Excerpts from an interface dataset
-.-.-
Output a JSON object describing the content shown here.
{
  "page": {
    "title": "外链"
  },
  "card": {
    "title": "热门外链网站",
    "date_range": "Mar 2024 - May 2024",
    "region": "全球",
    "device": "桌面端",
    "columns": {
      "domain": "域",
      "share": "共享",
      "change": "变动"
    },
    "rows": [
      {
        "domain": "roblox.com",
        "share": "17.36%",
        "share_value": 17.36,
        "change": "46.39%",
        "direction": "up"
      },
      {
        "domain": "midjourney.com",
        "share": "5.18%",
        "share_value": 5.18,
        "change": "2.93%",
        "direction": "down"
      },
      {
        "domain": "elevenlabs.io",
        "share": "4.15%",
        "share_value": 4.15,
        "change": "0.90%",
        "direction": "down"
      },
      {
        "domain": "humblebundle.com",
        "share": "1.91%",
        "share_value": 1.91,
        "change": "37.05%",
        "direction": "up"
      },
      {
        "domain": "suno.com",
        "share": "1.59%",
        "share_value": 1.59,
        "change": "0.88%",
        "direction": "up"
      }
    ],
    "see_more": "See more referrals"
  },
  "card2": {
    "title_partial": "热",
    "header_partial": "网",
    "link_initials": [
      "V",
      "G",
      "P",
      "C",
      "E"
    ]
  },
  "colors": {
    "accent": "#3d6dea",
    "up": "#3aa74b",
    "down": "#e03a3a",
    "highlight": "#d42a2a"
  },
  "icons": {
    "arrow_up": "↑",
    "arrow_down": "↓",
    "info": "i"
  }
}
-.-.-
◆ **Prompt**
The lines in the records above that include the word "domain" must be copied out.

◆ **Written solution**
      "domain": "域",
        "domain": "roblox.com",
        "domain": "midjourney.com",
        "domain": "elevenlabs.io",
        "domain": "humblebundle.com",
        "domain": "suno.com",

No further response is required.